■ **DATA**
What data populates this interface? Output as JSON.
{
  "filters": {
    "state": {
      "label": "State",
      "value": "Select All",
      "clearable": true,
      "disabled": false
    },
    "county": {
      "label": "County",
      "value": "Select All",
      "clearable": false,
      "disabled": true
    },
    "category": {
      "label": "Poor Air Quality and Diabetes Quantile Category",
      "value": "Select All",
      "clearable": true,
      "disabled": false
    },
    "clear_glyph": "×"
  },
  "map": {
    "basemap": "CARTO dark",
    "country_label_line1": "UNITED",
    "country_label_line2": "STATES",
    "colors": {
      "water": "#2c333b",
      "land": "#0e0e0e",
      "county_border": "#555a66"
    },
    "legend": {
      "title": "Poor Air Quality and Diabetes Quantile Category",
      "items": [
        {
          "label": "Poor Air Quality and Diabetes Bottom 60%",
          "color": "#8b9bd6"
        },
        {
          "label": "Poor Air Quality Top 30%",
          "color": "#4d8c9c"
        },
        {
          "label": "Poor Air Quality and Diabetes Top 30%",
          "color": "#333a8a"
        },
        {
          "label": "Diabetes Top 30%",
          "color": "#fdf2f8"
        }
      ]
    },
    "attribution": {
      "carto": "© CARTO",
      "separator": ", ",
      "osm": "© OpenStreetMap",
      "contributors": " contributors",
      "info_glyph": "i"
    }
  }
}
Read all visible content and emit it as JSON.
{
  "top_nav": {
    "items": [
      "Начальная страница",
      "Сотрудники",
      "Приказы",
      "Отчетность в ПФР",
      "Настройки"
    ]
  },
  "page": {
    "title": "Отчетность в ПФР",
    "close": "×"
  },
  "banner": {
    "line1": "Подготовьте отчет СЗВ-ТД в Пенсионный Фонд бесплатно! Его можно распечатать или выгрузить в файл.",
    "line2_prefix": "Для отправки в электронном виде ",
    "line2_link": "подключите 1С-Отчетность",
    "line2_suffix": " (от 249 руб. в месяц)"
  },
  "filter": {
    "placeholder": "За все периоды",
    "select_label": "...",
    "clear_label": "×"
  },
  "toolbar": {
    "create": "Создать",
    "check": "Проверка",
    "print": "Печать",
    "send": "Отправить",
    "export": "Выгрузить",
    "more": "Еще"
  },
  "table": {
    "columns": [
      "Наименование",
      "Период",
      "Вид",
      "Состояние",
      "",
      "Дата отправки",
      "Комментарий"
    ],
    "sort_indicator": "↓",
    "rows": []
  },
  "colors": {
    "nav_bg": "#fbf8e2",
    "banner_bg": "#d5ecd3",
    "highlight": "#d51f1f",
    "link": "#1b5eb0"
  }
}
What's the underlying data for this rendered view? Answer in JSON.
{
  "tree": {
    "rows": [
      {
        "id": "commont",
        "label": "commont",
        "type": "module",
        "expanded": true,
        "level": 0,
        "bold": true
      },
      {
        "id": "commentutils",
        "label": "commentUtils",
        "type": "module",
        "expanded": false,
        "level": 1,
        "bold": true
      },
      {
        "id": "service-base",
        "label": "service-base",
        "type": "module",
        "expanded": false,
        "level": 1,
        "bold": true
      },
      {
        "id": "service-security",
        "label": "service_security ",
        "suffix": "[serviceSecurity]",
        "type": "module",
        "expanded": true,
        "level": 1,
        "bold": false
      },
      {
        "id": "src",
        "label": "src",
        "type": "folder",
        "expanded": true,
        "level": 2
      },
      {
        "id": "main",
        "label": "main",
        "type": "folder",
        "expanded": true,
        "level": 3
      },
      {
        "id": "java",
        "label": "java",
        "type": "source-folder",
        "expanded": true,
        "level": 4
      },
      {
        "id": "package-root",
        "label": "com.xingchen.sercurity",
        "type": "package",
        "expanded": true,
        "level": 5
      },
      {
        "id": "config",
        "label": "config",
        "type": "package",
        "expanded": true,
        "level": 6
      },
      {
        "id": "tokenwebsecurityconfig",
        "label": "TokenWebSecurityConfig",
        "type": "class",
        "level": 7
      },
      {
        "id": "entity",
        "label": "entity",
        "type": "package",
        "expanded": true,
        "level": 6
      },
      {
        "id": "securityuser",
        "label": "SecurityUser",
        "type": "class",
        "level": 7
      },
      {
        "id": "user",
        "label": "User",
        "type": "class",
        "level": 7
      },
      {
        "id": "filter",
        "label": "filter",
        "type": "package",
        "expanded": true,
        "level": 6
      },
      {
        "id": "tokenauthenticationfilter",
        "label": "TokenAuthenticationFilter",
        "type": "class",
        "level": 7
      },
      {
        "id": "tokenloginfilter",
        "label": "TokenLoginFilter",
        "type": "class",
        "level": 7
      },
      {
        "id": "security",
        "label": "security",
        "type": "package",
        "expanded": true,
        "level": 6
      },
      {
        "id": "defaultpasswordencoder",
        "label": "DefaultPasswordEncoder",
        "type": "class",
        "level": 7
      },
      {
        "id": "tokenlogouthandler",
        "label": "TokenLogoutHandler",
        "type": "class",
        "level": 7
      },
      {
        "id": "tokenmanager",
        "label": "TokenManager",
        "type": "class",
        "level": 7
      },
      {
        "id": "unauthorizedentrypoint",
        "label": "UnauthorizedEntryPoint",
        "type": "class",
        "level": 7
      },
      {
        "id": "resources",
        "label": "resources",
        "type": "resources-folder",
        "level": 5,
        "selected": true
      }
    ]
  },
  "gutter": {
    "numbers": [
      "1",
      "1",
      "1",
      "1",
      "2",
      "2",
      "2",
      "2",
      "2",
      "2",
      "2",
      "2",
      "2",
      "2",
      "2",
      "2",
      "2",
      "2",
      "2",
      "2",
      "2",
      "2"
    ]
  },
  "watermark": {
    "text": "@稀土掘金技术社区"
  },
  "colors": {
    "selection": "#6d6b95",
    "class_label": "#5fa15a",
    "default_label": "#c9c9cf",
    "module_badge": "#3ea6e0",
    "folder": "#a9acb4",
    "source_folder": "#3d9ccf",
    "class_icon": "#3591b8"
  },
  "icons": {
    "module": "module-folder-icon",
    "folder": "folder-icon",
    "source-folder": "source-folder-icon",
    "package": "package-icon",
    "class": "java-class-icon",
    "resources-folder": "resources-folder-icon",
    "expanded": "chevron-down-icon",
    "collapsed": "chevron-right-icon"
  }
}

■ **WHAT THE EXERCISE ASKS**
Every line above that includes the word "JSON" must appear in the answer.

■ **THE ANSWER**
What data populates this interface? Output as JSON.
Read all visible content and emit it as JSON.
What's the underlying data for this rendered view? Answer in JSON.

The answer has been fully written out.